Everyday textures of the kingdom
Ignorance is bliss" would be an apt description of most Indians' attitude towards Nepal. On the one hand, we see the country projected in bromide tourist bytes as a superbly antique Hindu kingdom, the land of the Buddha's birth and so forth, and on the other, Nepal's modern avatar in Indian newspapers is of a land fraught with the deadliest insurrections. Maoist rebellions flare in the western hills while an alternately glittering and gloom-encased royalty wields absolute power from the national capital. Yet, what is lost sight of in these dramatic portrayals is that Nepal, like all south Asian countries, not only possesses a sane and sizeable intellectual class but also a politically informed populace-and nowhere more so than in Kathmandu where Samrat Upadhyay's first novel is set.
The great merit of Upadhyay's unpretentious book is that it recounts the story of this "other Nepal"-lower middle-class and low key. Ramchandra teaches mathematics at a second-rate local school and dreams of sending his son to the upmarket St Xavier's. Meanwhile, he fantasises about a future where he will have a home of his own and augments his income by tutoring "weak" students. One of these students is a troubled and pretty young woman with an infant daughter born out of wedlock. Predictably, the lessons result in an affair and, equally predictably, when Ramchandra's wife Goma, whose parents belong to the upper echelons of Kathmandu society and resent their "poor" son-in-law, learns of her husband's infidelity, she marches off with their children to her parental home. Not so usual perhaps is the solution that the wise Goma ultimately finds to save the situation, but overall there's little, except for scene and setting, either distinctively Nepalese or new about Upadhyay's novel.

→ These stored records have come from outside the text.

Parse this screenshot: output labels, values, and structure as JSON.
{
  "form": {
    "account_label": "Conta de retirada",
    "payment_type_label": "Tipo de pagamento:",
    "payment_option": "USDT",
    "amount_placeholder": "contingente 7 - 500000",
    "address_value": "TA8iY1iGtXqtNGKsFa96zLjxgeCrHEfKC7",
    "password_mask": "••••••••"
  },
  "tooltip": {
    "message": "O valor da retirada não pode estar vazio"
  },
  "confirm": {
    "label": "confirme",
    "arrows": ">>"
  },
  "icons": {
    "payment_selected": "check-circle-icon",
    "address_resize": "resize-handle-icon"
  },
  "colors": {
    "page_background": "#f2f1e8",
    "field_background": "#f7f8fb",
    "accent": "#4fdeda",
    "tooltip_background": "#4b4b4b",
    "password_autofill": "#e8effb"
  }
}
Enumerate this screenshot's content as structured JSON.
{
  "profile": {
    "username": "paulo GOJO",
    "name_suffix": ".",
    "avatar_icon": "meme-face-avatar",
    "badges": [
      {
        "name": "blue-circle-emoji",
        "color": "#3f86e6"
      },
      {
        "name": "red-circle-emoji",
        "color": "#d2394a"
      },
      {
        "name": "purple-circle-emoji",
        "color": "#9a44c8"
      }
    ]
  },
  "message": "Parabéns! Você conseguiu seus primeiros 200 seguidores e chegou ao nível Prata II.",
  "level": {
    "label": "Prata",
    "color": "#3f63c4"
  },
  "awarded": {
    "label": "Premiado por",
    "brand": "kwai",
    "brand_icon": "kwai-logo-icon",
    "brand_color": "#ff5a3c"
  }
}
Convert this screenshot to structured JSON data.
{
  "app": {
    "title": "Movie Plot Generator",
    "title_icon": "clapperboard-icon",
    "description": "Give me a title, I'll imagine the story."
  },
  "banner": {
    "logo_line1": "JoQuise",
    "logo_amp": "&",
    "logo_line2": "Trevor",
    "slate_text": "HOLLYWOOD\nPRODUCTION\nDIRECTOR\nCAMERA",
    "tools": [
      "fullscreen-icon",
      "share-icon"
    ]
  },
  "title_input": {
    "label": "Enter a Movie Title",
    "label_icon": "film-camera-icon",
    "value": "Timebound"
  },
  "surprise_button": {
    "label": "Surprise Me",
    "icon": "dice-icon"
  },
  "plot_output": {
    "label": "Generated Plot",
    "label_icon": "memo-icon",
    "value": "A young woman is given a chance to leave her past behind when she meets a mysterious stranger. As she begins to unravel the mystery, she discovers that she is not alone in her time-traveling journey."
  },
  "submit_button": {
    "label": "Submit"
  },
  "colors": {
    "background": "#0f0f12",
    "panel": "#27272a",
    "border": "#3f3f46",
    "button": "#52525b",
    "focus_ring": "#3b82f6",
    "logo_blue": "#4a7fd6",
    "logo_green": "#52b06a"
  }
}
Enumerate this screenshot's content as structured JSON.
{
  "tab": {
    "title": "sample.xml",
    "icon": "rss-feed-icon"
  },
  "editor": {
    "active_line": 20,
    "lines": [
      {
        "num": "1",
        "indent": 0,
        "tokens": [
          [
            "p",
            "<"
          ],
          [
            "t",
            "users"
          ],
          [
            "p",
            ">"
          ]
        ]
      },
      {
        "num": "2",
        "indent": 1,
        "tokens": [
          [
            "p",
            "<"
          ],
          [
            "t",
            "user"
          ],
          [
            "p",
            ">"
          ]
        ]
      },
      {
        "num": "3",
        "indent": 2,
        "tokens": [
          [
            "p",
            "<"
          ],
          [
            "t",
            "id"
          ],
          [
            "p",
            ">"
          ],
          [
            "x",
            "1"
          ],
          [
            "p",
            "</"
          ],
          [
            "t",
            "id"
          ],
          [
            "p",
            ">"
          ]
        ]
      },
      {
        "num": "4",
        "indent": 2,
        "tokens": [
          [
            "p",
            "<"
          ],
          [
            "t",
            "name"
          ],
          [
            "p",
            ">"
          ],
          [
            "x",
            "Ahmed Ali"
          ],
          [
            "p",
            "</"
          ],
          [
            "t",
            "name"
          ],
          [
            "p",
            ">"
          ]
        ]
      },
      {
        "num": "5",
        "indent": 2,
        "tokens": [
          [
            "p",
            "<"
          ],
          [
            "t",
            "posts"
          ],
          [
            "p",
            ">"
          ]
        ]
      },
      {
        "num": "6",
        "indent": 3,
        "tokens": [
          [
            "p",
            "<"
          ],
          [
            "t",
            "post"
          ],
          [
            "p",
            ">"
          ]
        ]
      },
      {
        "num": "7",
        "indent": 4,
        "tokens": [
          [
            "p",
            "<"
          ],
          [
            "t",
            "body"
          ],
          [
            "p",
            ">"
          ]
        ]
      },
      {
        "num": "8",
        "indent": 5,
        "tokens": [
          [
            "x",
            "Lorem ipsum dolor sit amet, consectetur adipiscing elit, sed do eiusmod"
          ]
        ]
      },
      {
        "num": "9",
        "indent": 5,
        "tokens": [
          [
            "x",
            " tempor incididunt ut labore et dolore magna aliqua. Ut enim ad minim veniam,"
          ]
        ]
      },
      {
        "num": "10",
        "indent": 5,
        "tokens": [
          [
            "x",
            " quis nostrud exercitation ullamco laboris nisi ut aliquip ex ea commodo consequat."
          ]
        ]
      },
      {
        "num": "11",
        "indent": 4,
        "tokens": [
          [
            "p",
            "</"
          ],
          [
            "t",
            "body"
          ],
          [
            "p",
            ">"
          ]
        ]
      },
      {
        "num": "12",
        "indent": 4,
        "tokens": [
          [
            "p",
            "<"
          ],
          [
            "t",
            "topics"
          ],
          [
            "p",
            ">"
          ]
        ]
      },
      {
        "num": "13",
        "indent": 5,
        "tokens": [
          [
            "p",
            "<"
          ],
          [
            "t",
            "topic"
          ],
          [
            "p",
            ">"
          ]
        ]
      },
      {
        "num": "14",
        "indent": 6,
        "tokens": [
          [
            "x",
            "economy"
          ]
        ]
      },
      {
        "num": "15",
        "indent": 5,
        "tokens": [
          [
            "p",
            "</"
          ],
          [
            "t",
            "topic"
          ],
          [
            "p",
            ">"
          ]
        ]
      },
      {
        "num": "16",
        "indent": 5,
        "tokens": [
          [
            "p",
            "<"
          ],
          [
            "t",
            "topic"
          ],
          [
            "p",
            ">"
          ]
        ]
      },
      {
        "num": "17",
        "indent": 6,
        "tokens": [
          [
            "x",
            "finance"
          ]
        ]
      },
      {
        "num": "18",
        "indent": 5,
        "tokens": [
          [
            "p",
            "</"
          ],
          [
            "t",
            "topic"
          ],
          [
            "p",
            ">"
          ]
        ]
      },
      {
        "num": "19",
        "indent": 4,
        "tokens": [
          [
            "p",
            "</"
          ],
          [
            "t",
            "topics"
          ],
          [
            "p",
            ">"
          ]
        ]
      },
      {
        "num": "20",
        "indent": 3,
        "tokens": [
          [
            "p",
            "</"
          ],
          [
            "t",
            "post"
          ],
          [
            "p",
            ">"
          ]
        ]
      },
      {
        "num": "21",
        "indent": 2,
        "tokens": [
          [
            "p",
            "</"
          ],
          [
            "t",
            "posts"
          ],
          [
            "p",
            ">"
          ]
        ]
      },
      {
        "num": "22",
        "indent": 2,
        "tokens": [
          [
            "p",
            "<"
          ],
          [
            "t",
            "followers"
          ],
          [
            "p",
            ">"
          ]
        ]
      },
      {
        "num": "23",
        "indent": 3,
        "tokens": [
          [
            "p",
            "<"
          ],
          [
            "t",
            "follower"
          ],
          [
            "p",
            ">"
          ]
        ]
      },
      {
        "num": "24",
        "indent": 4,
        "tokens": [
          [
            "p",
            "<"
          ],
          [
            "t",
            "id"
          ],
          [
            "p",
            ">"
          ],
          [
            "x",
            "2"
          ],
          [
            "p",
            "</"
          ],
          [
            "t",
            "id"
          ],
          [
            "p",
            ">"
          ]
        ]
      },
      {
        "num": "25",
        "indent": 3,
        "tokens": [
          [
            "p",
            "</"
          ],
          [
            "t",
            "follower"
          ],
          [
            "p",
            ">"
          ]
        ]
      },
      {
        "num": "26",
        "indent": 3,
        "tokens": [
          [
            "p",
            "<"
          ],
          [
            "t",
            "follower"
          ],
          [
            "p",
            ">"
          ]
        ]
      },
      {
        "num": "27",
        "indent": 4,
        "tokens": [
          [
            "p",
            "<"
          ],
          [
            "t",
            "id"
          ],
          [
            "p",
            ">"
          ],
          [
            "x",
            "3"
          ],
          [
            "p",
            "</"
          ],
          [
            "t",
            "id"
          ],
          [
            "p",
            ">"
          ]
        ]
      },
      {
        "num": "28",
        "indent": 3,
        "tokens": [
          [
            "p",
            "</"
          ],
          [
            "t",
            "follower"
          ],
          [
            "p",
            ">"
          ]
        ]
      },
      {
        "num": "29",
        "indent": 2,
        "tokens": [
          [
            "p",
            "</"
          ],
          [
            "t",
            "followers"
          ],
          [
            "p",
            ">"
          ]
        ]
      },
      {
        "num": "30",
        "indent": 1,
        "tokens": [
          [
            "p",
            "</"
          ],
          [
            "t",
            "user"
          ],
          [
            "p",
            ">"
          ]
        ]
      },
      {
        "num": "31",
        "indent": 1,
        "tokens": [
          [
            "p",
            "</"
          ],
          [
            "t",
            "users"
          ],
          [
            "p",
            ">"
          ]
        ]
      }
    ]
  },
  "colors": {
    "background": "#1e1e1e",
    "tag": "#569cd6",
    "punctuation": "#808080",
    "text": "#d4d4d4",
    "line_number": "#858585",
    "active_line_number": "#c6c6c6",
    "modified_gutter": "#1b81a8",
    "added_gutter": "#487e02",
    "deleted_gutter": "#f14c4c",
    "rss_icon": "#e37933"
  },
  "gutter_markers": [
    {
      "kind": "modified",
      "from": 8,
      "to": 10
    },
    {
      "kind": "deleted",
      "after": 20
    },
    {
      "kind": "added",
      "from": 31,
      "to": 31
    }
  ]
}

Ramchandra's small world has clones across India. We are all past masters at the "tuition" game and disillusioned with the manifold, manifest failures of "the system". Who among the subcontinent's bourgeoisie has not on occasion flirted with the diasporic American Dream? Upadhyay himself, of course, has done more than flirt with America-he has lived there since the age of 21. But it is in the nature of first novels that they come laden with the ore of autobiography; hence, the fact that Upadhyay's narrative flows Bagmati-like through the Kathmandu where he was "born and raised" is hardly surprising.
Readers panhandling in the charmingly limpid stream of his story are sure to get their money's worth of authentic detail-the festival of Dashain, goat-slaughtering rituals at Pashupatinath temple and rising slums on the Bishnumati. So this book is great as easy-to-digest sociology, but does it succeed as literature?
Despite its provocative orientalist title, I'd say that The Guru of Love is redeemed by its endearing sincerity. For Indian readers, it will not be the exoticism of this text that appeals but rather its everyday texture, revealing so much cultural commonality. Even more crucially, perhaps, it is the novel's throwaway lines-exposing the suspicion with which Big Brother India is regarded by ordinary Nepalese-that we might take to heart.